    Omane Boamah writes: StarTimes – Why govt must listen to Ghanaians Omane Boamah writes: StarTimes – Why govt must listen to Ghanaians

    In less than one month, I have chanced upon separate photographs of President Akufo-Addo and his wife, H.E. Rebecca Akufo-Addo taken with the President of StarTimes. Photoshop? I quizzed.

    But, later on, I saw a Facebook post of Auntie Becky excitedly confirming her “tour of the impressive Star Times Corporation.”

    To paraphrase Ng?g? wa Thiong'o as captured in his first novel, “Weep Not Child”, my heart pounded against my rib cage.

    Yes! My heart pounced and responded, to the slow but sure slicing of Ghana by foreign interest – not only within the broadcasting space but also in several other sectors in an era when Government has ironically deployed the “Ghana Beyond Aid” slogan.

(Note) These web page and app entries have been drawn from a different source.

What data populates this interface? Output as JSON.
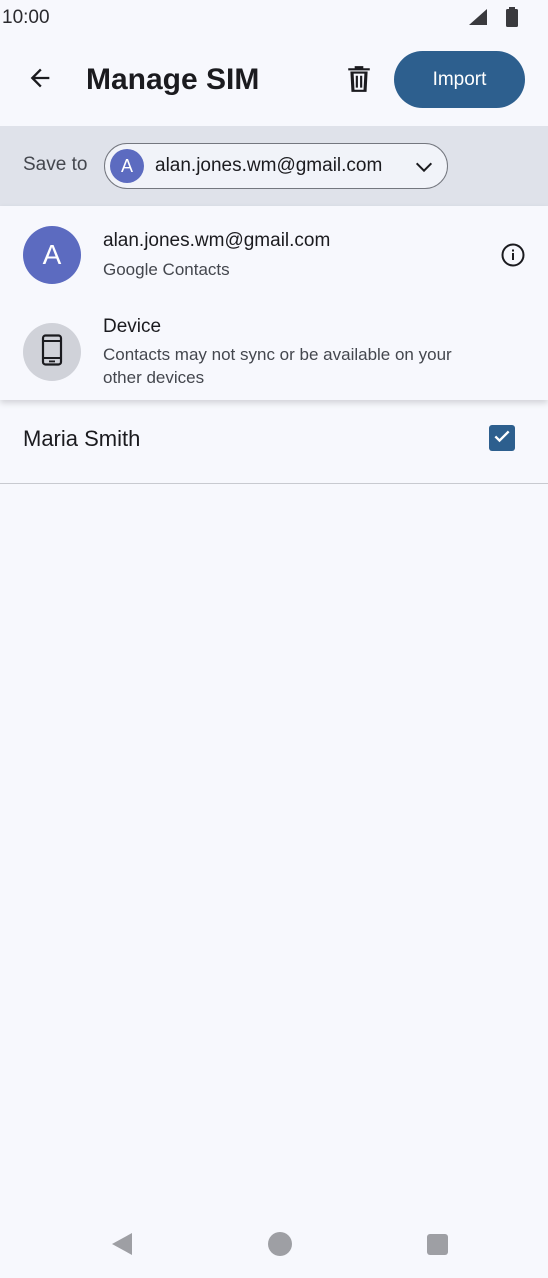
{
  "status_bar": {
    "time": "10:00",
    "icons": [
      "signal-icon",
      "battery-icon"
    ]
  },
  "app_bar": {
    "title": "Manage SIM",
    "back_icon": "arrow-back-icon",
    "delete_icon": "trash-icon",
    "import_label": "Import",
    "accent_color": "#2d5f8e"
  },
  "save_to": {
    "label": "Save to",
    "selected_account_initial": "A",
    "selected_account": "alan.jones.wm@gmail.com"
  },
  "dropdown": {
    "items": [
      {
        "initial": "A",
        "title": "alan.jones.wm@gmail.com",
        "subtitle": "Google Contacts",
        "avatar_color": "#5c6bc0"
      },
      {
        "icon": "phone-icon",
        "title": "Device",
        "subtitle": "Contacts may not sync or be available on your other devices"
      }
    ]
  },
  "contacts": [
    {
      "name": "Maria Smith",
      "checked": true
    }
  ],
  "nav_bar": {
    "icons": [
      "nav-back-icon",
      "nav-home-icon",
      "nav-recents-icon"
    ]
  }
}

    I subsequently reflected on the several engagements that I had had with StarTimes, the immediate past Chinese Ambassador, and also including my meeting with the Chairman and President of the China EXIM Bank about how the EXIM Bank and StarTimes were delaying Ghana’s Digital Terrestrial Television (DTT) migration process.

    But I also had a flashback: This very Chinese Ambassador, Sun Baohong, was the first if not the second diplomat, in January.

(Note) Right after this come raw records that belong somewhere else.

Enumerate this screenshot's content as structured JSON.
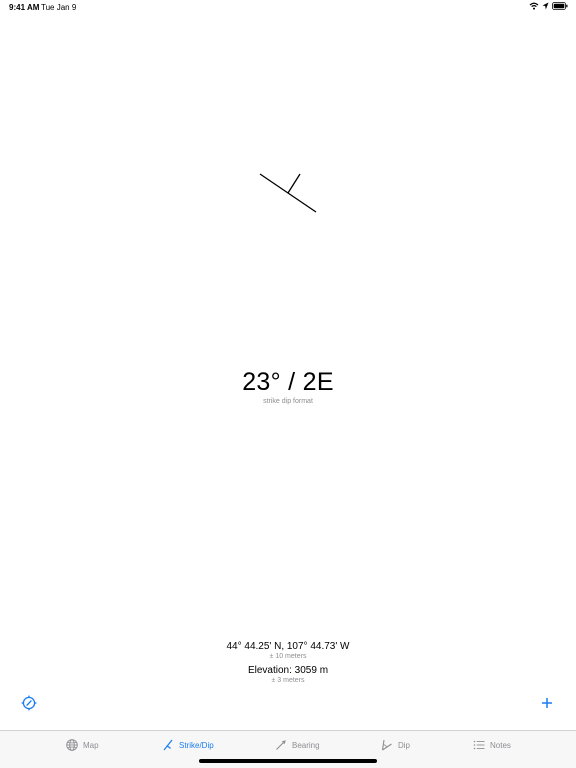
{
  "status": {
    "time": "9:41 AM",
    "date": "Tue Jan 9",
    "icons": [
      "wifi-icon",
      "location-arrow-icon",
      "battery-icon"
    ]
  },
  "reading": {
    "value": "23° / 2E",
    "format": "strike dip format"
  },
  "location": {
    "coords": "44° 44.25' N, 107° 44.73' W",
    "coords_accuracy": "± 10 meters",
    "elevation": "Elevation: 3059 m",
    "elevation_accuracy": "± 3 meters"
  },
  "tabs": [
    {
      "label": "Map",
      "icon": "globe-icon",
      "active": false
    },
    {
      "label": "Strike/Dip",
      "icon": "strike-dip-icon",
      "active": true
    },
    {
      "label": "Bearing",
      "icon": "bearing-icon",
      "active": false
    },
    {
      "label": "Dip",
      "icon": "dip-icon",
      "active": false
    },
    {
      "label": "Notes",
      "icon": "list-icon",
      "active": false
    }
  ],
  "colors": {
    "accent": "#1a7cf2",
    "inactive": "#8e8e93",
    "tab_bar_bg": "#f7f7f7"
  }
}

    2017, to pay a courtesy call on President Akufo-Addo immediately he assumed office as President.

    Today, the Ghana Independent Broadcasters Association (GIBA) and several Ghanaians are visibly angry with Government for engaging StarTimes in what has been described as a ‘sweetheart deal’.

    GIBA believes the said engagement will undermine their business models developed over the years according to agreed policies, subordinate Ghana’s culture and asphyxiate the entertainment and advertising industry.

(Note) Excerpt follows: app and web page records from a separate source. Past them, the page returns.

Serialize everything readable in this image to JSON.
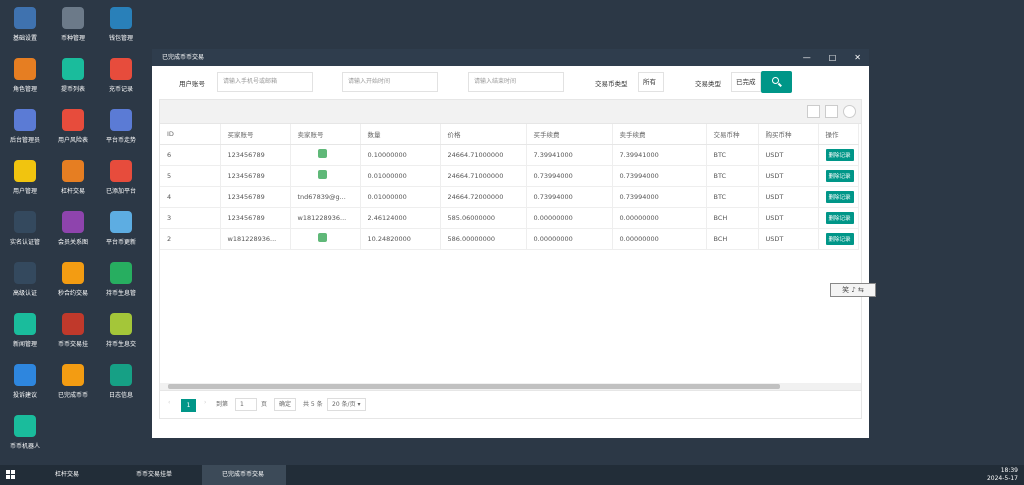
{
  "desktop_icons": [
    {
      "label": "基础设置",
      "icon": "gear-icon",
      "color": "#3f72af"
    },
    {
      "label": "币种管理",
      "icon": "dollar-icon",
      "color": "#6c7a89"
    },
    {
      "label": "钱包管理",
      "icon": "wallet-icon",
      "color": "#2980b9"
    },
    {
      "label": "角色管理",
      "icon": "role-icon",
      "color": "#e67e22"
    },
    {
      "label": "提币列表",
      "icon": "coin-list-icon",
      "color": "#1abc9c"
    },
    {
      "label": "充币记录",
      "icon": "chart-icon",
      "color": "#e74c3c"
    },
    {
      "label": "后台管理员",
      "icon": "admin-icon",
      "color": "#5b7bd5"
    },
    {
      "label": "用户风险表",
      "icon": "alarm-icon",
      "color": "#e74c3c"
    },
    {
      "label": "平台币走势",
      "icon": "layers-icon",
      "color": "#5b7bd5"
    },
    {
      "label": "用户管理",
      "icon": "user-icon",
      "color": "#f1c40f"
    },
    {
      "label": "杠杆交易",
      "icon": "stack-icon",
      "color": "#e67e22"
    },
    {
      "label": "已添加平台",
      "icon": "trend-icon",
      "color": "#e74c3c"
    },
    {
      "label": "实名认证管",
      "icon": "verify-icon",
      "color": "#34495e"
    },
    {
      "label": "会员关系图",
      "icon": "share-icon",
      "color": "#8e44ad"
    },
    {
      "label": "平台币更新",
      "icon": "cloud-icon",
      "color": "#5dade2"
    },
    {
      "label": "高级认证",
      "icon": "senior-icon",
      "color": "#34495e"
    },
    {
      "label": "秒合约交易",
      "icon": "timer-icon",
      "color": "#f39c12"
    },
    {
      "label": "持币生息管",
      "icon": "lock-icon",
      "color": "#27ae60"
    },
    {
      "label": "新闻管理",
      "icon": "news-icon",
      "color": "#1abc9c"
    },
    {
      "label": "币币交易挂",
      "icon": "b-icon",
      "color": "#c0392b"
    },
    {
      "label": "持币生息交",
      "icon": "hammer-icon",
      "color": "#a4c639"
    },
    {
      "label": "投诉建议",
      "icon": "mail-icon",
      "color": "#2e86de"
    },
    {
      "label": "已完成币币",
      "icon": "check-icon",
      "color": "#f39c12"
    },
    {
      "label": "日志信息",
      "icon": "log-icon",
      "color": "#16a085"
    },
    {
      "label": "币币机器人",
      "icon": "robot-icon",
      "color": "#1abc9c"
    }
  ],
  "window": {
    "title": "已完成币币交易",
    "min": "—",
    "max": "□",
    "close": "✕"
  },
  "filter": {
    "user_label": "用户账号",
    "user_placeholder": "请输入手机号或邮箱",
    "start_placeholder": "请输入开始时间",
    "end_placeholder": "请输入结束时间",
    "coin_type_label": "交易币类型",
    "coin_type_value": "所有",
    "trade_type_label": "交易类型",
    "trade_type_value": "已完成"
  },
  "table": {
    "headers": [
      "ID",
      "买家账号",
      "卖家账号",
      "数量",
      "价格",
      "买手续费",
      "卖手续费",
      "交易币种",
      "购买币种",
      "操作"
    ],
    "rows": [
      {
        "id": "6",
        "buyer": "123456789",
        "seller": "",
        "qty": "0.10000000",
        "price": "24664.71000000",
        "buy_fee": "7.39941000",
        "sell_fee": "7.39941000",
        "coin": "BTC",
        "buy_coin": "USDT",
        "action": "删除记录"
      },
      {
        "id": "5",
        "buyer": "123456789",
        "seller": "",
        "qty": "0.01000000",
        "price": "24664.71000000",
        "buy_fee": "0.73994000",
        "sell_fee": "0.73994000",
        "coin": "BTC",
        "buy_coin": "USDT",
        "action": "删除记录"
      },
      {
        "id": "4",
        "buyer": "123456789",
        "seller": "tnd67839@g...",
        "qty": "0.01000000",
        "price": "24664.72000000",
        "buy_fee": "0.73994000",
        "sell_fee": "0.73994000",
        "coin": "BTC",
        "buy_coin": "USDT",
        "action": "删除记录"
      },
      {
        "id": "3",
        "buyer": "123456789",
        "seller": "w181228936...",
        "qty": "2.46124000",
        "price": "585.06000000",
        "buy_fee": "0.00000000",
        "sell_fee": "0.00000000",
        "coin": "BCH",
        "buy_coin": "USDT",
        "action": "删除记录"
      },
      {
        "id": "2",
        "buyer": "w181228936...",
        "seller": "",
        "qty": "10.24820000",
        "price": "586.00000000",
        "buy_fee": "0.00000000",
        "sell_fee": "0.00000000",
        "coin": "BCH",
        "buy_coin": "USDT",
        "action": "删除记录"
      }
    ]
  },
  "pager": {
    "current": "1",
    "goto_label": "到第",
    "goto_value": "1",
    "page_unit": "页",
    "confirm": "确定",
    "total": "共 5 条",
    "page_size": "20 条/页"
  },
  "floating": {
    "text": "笑 ♪ ⇆"
  },
  "taskbar": {
    "tasks": [
      "杠杆交易",
      "币币交易挂单",
      "已完成币币交易"
    ],
    "time": "18:39",
    "date": "2024-5-17"
  }
}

    These fears must be addressed lest they lead to further job losses in the media landscape in Ghana.

    Surprisingly, instead of responding to the genuine and germane concerns of GIBA, Government has resorted to skulduggery, deployment of deliberate inaccuracies and their typical strategy of blame game.

    DTT: FACTS FROM 2006 – 2018 (12years)

    Twelve years ago, Ghana signed the Geneva 2006 (GE06) Agreement under President J.A. Kufour to establish Digital Terrestrial Broadcasting in the frequency bands: 174 – 230 MHz; and 470 – 862 MHz at the Conference of the International Telecommunications Union.

    Some of the benefits of transitioning from analogue to digital terrestrial television include ensuring Ghana conforms to global standards and most importantly to offer Ghanaians better picture quality, clear sound, multiple channels, more interactivity, jobs and career development in the broadcasting, advertising and entertainment industry.

    Pursuant to this objective, Cabinet in October 2010 under President John Evans Atta Mills approved the policy framework for the implementation of the DTT project, and mandated the Ministry of Communications to oversee the project.

    To foster stakeholder collaboration and buy-in of industry, the Ministry set up the Digital Broadcasting Migration Committee which involved stakeholders from the private and public sectors.

    Also, 31st December, 2014 was set as the provisinal DTT switch-on date, 6 months ahead of the global deadline of 17th June, 2015. But this was not met.

    Trish